24) Ptacek J, et al.  (2005) Global analysis of protein phosphorylation in yeast. Nature 438(7068):679-84
25) Denis CL, et al.  (1991) Substrate specificities for yeast and mammalian cAMP-dependent protein kinases are similar but not identical. J Biol Chem 266(27):17932-5
26) Yu G, et al.  (1994) The Schizosaccharomyces pombe pka1 gene, encoding a homolog of cAMP-dependent protein kinase. Gene 151(1-2):215-20
27) Scott JD  (1991) Cyclic nucleotide-dependent protein kinases. Pharmacol Ther 50(1):123-45
28) Mbonyi K, et al.  (1990) Glucose-induced hyperaccumulation of cyclic AMP and defective glucose repression in yeast strains with reduced activity of cyclic AMP-dependent protein kinase. Mol Cell Biol 10(9):4518-23

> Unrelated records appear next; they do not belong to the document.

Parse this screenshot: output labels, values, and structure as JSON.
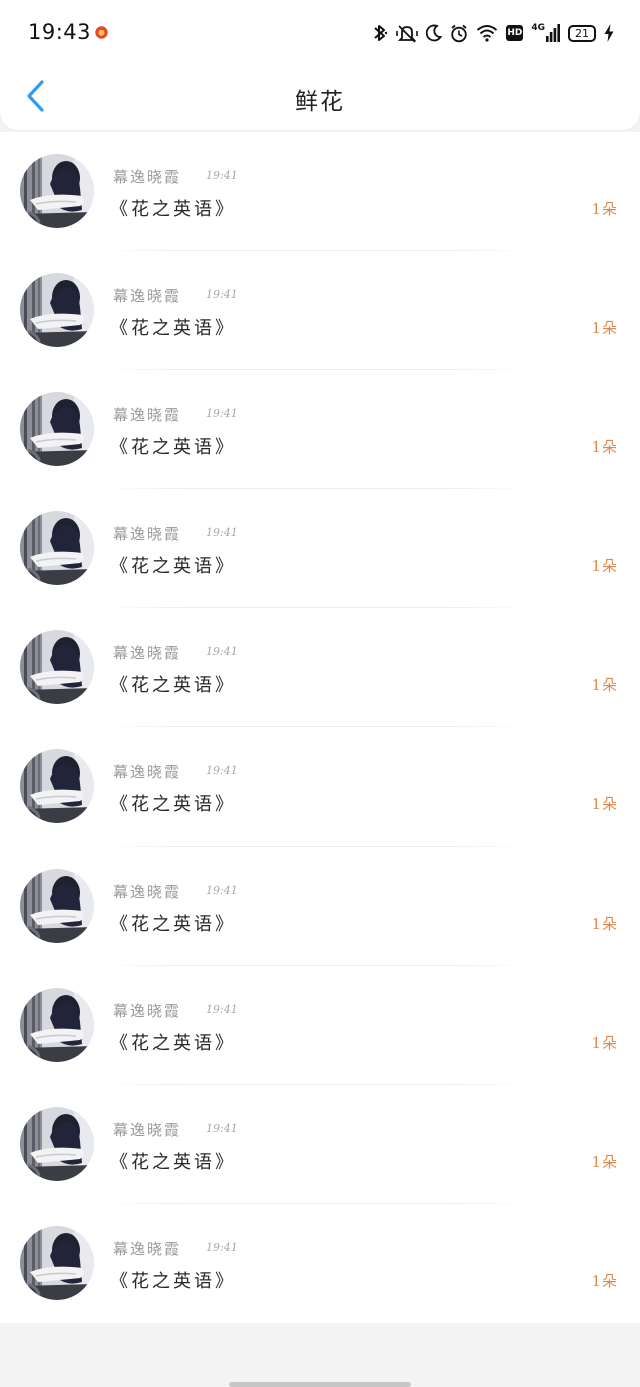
{
  "status_bar": {
    "time": "19:43",
    "network_label": "4G",
    "hd_label": "HD",
    "battery": "21",
    "icons": [
      "notification-dot-icon",
      "bluetooth-icon",
      "vibrate-mute-icon",
      "moon-icon",
      "alarm-icon",
      "wifi-icon",
      "hd-icon",
      "signal-icon",
      "battery-icon",
      "charging-icon"
    ]
  },
  "header": {
    "title": "鲜花",
    "back_icon": "back-chevron-icon",
    "accent_color": "#2f9cf2"
  },
  "gift_colors": {
    "count_color": "#e0894c"
  },
  "records": [
    {
      "sender": "幕逸晓霞",
      "time": "19:41",
      "gift": "《花之英语》",
      "count": "1朵"
    },
    {
      "sender": "幕逸晓霞",
      "time": "19:41",
      "gift": "《花之英语》",
      "count": "1朵"
    },
    {
      "sender": "幕逸晓霞",
      "time": "19:41",
      "gift": "《花之英语》",
      "count": "1朵"
    },
    {
      "sender": "幕逸晓霞",
      "time": "19:41",
      "gift": "《花之英语》",
      "count": "1朵"
    },
    {
      "sender": "幕逸晓霞",
      "time": "19:41",
      "gift": "《花之英语》",
      "count": "1朵"
    },
    {
      "sender": "幕逸晓霞",
      "time": "19:41",
      "gift": "《花之英语》",
      "count": "1朵"
    },
    {
      "sender": "幕逸晓霞",
      "time": "19:41",
      "gift": "《花之英语》",
      "count": "1朵"
    },
    {
      "sender": "幕逸晓霞",
      "time": "19:41",
      "gift": "《花之英语》",
      "count": "1朵"
    },
    {
      "sender": "幕逸晓霞",
      "time": "19:41",
      "gift": "《花之英语》",
      "count": "1朵"
    },
    {
      "sender": "幕逸晓霞",
      "time": "19:41",
      "gift": "《花之英语》",
      "count": "1朵"
    }
  ]
}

29) Nikawa J, et al.  (1987) Rigorous feedback control of cAMP levels in Saccharomyces cerevisiae. Genes Dev 1(9):931-7
30) Sreenath TL, et al.  (1988) Two different protein kinase activities phosphorylate Ras2 protein in Saccharomyces cerevisiae. Biochem Biophys Res Commun 157(3):1182-9

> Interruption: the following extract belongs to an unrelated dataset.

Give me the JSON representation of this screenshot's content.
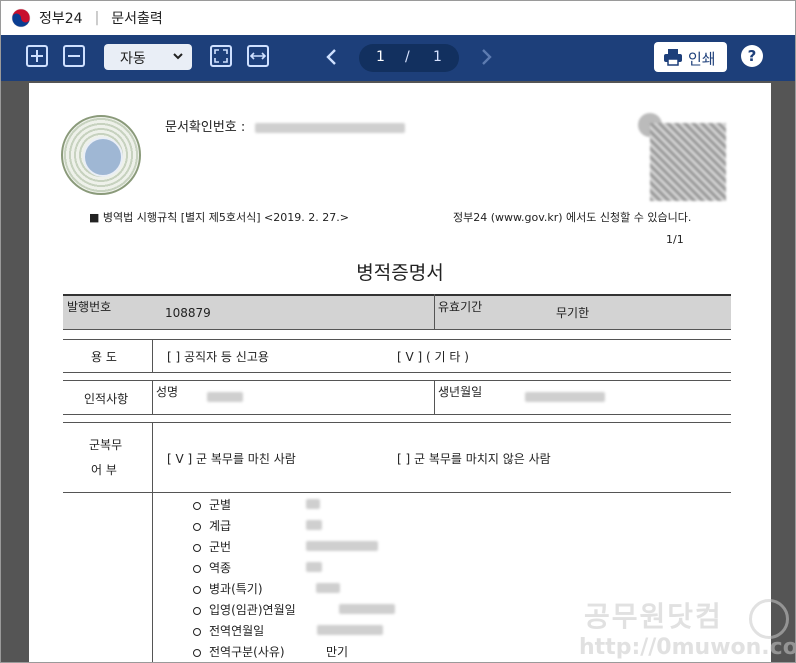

31) Ma P, et al.  (1999) The PDE1-encoded low-affinity phosphodiesterase in the yeast Saccharomyces cerevisiae has a specific function in controlling agonist-induced cAMP signaling. Mol Biol Cell 10(1):91-104
32) Portela P and Moreno S  (2006) Glucose-dependent activation of protein kinase A activity in Saccharomyces cerevisiae and phosphorylation of its TPK1 catalytic subunit. Cell Signal 18(7):1072-86
33) Zurita-Martinez SA and Cardenas ME  (2005) Tor and cyclic AMP-protein kinase A: two parallel pathways regulating expression of genes required for cell growth. Eukaryot Cell 4(1):63-71
34) Hartley AD, et al.  (1996) cAMP inhibits bud growth in a yeast strain compromised for Ca2+ influx into the Golgi. Mol Gen Genet 251(5):556-64
35) Robertson LS, et al.  (2000) The yeast A kinases differentially regulate iron uptake and respiratory function. Proc Natl Acad Sci U S A 97(11):5984-8
36) Pokholok DK, et al.  (2006) Activated signal transduction kinases frequently occupy target genes. Science 313(5786):533-6
37) Bolte M, et al.  (2003) Synergistic inhibition of APC/C by glucose and activated Ras proteins can be mediated by each of the Tpk1-3 proteins in Saccharomyces cerevisiae. Microbiology 149(Pt 5):1205-16
38) Searle JS, et al.  (2004) The DNA damage checkpoint and PKA pathways converge on APC substrates and Cdc20 to regulate mitotic progression. Nat Cell Biol 6(2):138-45